<<<<

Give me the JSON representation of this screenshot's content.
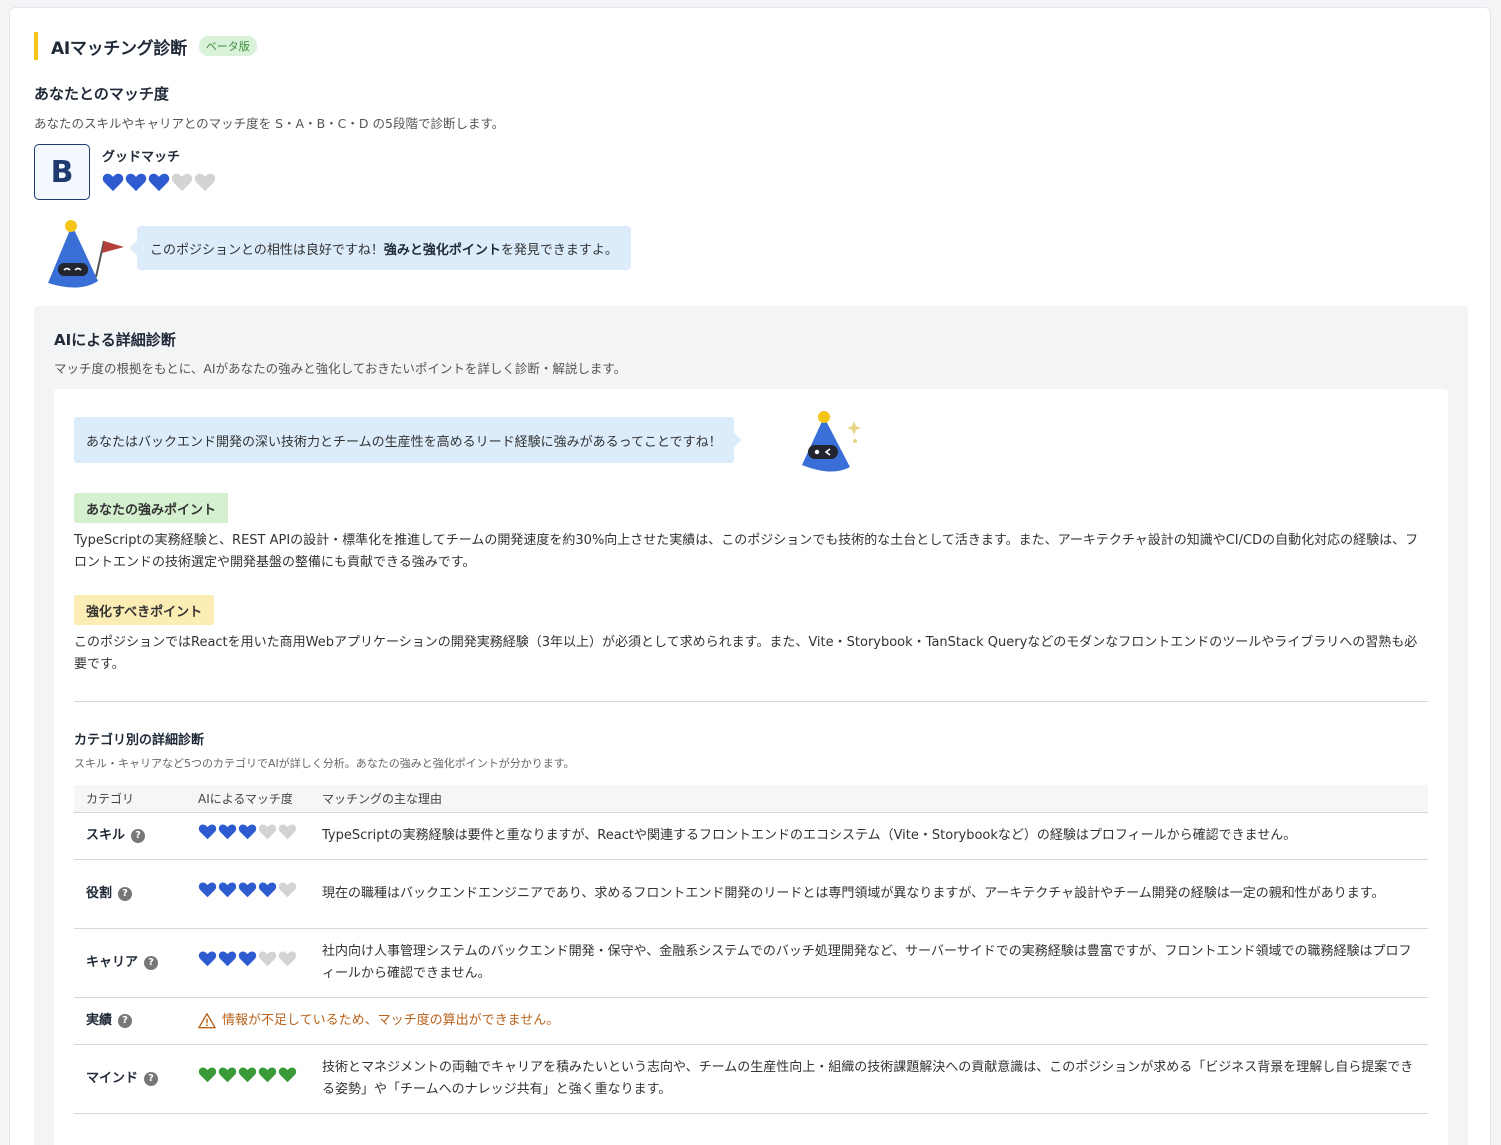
{
  "header": {
    "title": "AIマッチング診断",
    "badge": "ベータ版"
  },
  "match": {
    "title": "あなたとのマッチ度",
    "description": "あなたのスキルやキャリアとのマッチ度を S・A・B・C・D の5段階で診断します。",
    "grade": "B",
    "grade_label": "グッドマッチ",
    "hearts_filled": 3,
    "hearts_total": 5,
    "bubble_pre": "このポジションとの相性は良好ですね！",
    "bubble_bold": "強みと強化ポイント",
    "bubble_post": "を発見できますよ。"
  },
  "detail": {
    "title": "AIによる詳細診断",
    "description": "マッチ度の根拠をもとに、AIがあなたの強みと強化しておきたいポイントを詳しく診断・解説します。",
    "bubble": "あなたはバックエンド開発の深い技術力とチームの生産性を高めるリード経験に強みがあるってことですね！",
    "strength_label": "あなたの強みポイント",
    "strength_text": "TypeScriptの実務経験と、REST APIの設計・標準化を推進してチームの開発速度を約30%向上させた実績は、このポジションでも技術的な土台として活きます。また、アーキテクチャ設計の知識やCI/CDの自動化対応の経験は、フロントエンドの技術選定や開発基盤の整備にも貢献できる強みです。",
    "improve_label": "強化すべきポイント",
    "improve_text": "このポジションではReactを用いた商用Webアプリケーションの開発実務経験（3年以上）が必須として求められます。また、Vite・Storybook・TanStack Queryなどのモダンなフロントエンドのツールやライブラリへの習熟も必要です。",
    "category_title": "カテゴリ別の詳細診断",
    "category_desc": "スキル・キャリアなど5つのカテゴリでAIが詳しく分析。あなたの強みと強化ポイントが分かります。",
    "columns": [
      "カテゴリ",
      "AIによるマッチ度",
      "マッチングの主な理由"
    ],
    "rows": [
      {
        "name": "スキル",
        "hearts": 3,
        "color": "#2f5bd0",
        "reason": "TypeScriptの実務経験は要件と重なりますが、Reactや関連するフロントエンドのエコシステム（Vite・Storybookなど）の経験はプロフィールから確認できません。"
      },
      {
        "name": "役割",
        "hearts": 4,
        "color": "#2f5bd0",
        "reason": "現在の職種はバックエンドエンジニアであり、求めるフロントエンド開発のリードとは専門領域が異なりますが、アーキテクチャ設計やチーム開発の経験は一定の親和性があります。"
      },
      {
        "name": "キャリア",
        "hearts": 3,
        "color": "#2f5bd0",
        "reason": "社内向け人事管理システムのバックエンド開発・保守や、金融系システムでのバッチ処理開発など、サーバーサイドでの実務経験は豊富ですが、フロントエンド領域での職務経験はプロフィールから確認できません。"
      },
      {
        "name": "実績",
        "warning": "情報が不足しているため、マッチ度の算出ができません。"
      },
      {
        "name": "マインド",
        "hearts": 5,
        "color": "#3a9a3a",
        "reason": "技術とマネジメントの両軸でキャリアを積みたいという志向や、チームの生産性向上・組織の技術課題解決への貢献意識は、このポジションが求める「ビジネス背景を理解し自ら提案できる姿勢」や「チームへのナレッジ共有」と強く重なります。"
      }
    ]
  },
  "colors": {
    "accent_yellow": "#f5c518",
    "heart_blue": "#2f5bd0",
    "heart_green": "#3a9a3a",
    "heart_empty": "#d3d3d3",
    "warning": "#b8641e"
  }
}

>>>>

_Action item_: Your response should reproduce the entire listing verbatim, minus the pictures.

_Response_:
Give me the JSON representation of this screenshot's content.
{
  "header": {
    "title": "AIマッチング診断",
    "badge": "ベータ版"
  },
  "match": {
    "title": "あなたとのマッチ度",
    "description": "あなたのスキルやキャリアとのマッチ度を S・A・B・C・D の5段階で診断します。",
    "grade": "B",
    "grade_label": "グッドマッチ",
    "hearts_filled": 3,
    "hearts_total": 5,
    "bubble_pre": "このポジションとの相性は良好ですね！",
    "bubble_bold": "強みと強化ポイント",
    "bubble_post": "を発見できますよ。"
  },
  "detail": {
    "title": "AIによる詳細診断",
    "description": "マッチ度の根拠をもとに、AIがあなたの強みと強化しておきたいポイントを詳しく診断・解説します。",
    "bubble": "あなたはバックエンド開発の深い技術力とチームの生産性を高めるリード経験に強みがあるってことですね！",
    "strength_label": "あなたの強みポイント",
    "strength_text": "TypeScriptの実務経験と、REST APIの設計・標準化を推進してチームの開発速度を約30%向上させた実績は、このポジションでも技術的な土台として活きます。また、アーキテクチャ設計の知識やCI/CDの自動化対応の経験は、フロントエンドの技術選定や開発基盤の整備にも貢献できる強みです。",
    "improve_label": "強化すべきポイント",
    "improve_text": "このポジションではReactを用いた商用Webアプリケーションの開発実務経験（3年以上）が必須として求められます。また、Vite・Storybook・TanStack Queryなどのモダンなフロントエンドのツールやライブラリへの習熟も必要です。",
    "category_title": "カテゴリ別の詳細診断",
    "category_desc": "スキル・キャリアなど5つのカテゴリでAIが詳しく分析。あなたの強みと強化ポイントが分かります。",
    "columns": [
      "カテゴリ",
      "AIによるマッチ度",
      "マッチングの主な理由"
    ],
    "rows": [
      {
        "name": "スキル",
        "hearts": 3,
        "color": "#2f5bd0",
        "reason": "TypeScriptの実務経験は要件と重なりますが、Reactや関連するフロントエンドのエコシステム（Vite・Storybookなど）の経験はプロフィールから確認できません。"
      },
      {
        "name": "役割",
        "hearts": 4,
        "color": "#2f5bd0",
        "reason": "現在の職種はバックエンドエンジニアであり、求めるフロントエンド開発のリードとは専門領域が異なりますが、アーキテクチャ設計やチーム開発の経験は一定の親和性があります。"
      },
      {
        "name": "キャリア",
        "hearts": 3,
        "color": "#2f5bd0",
        "reason": "社内向け人事管理システムのバックエンド開発・保守や、金融系システムでのバッチ処理開発など、サーバーサイドでの実務経験は豊富ですが、フロントエンド領域での職務経験はプロフィールから確認できません。"
      },
      {
        "name": "実績",
        "warning": "情報が不足しているため、マッチ度の算出ができません。"
      },
      {
        "name": "マインド",
        "hearts": 5,
        "color": "#3a9a3a",
        "reason": "技術とマネジメントの両軸でキャリアを積みたいという志向や、チームの生産性向上・組織の技術課題解決への貢献意識は、このポジションが求める「ビジネス背景を理解し自ら提案できる姿勢」や「チームへのナレッジ共有」と強く重なります。"
      }
    ]
  },
  "colors": {
    "accent_yellow": "#f5c518",
    "heart_blue": "#2f5bd0",
    "heart_green": "#3a9a3a",
    "heart_empty": "#d3d3d3",
    "warning": "#b8641e"
  }
}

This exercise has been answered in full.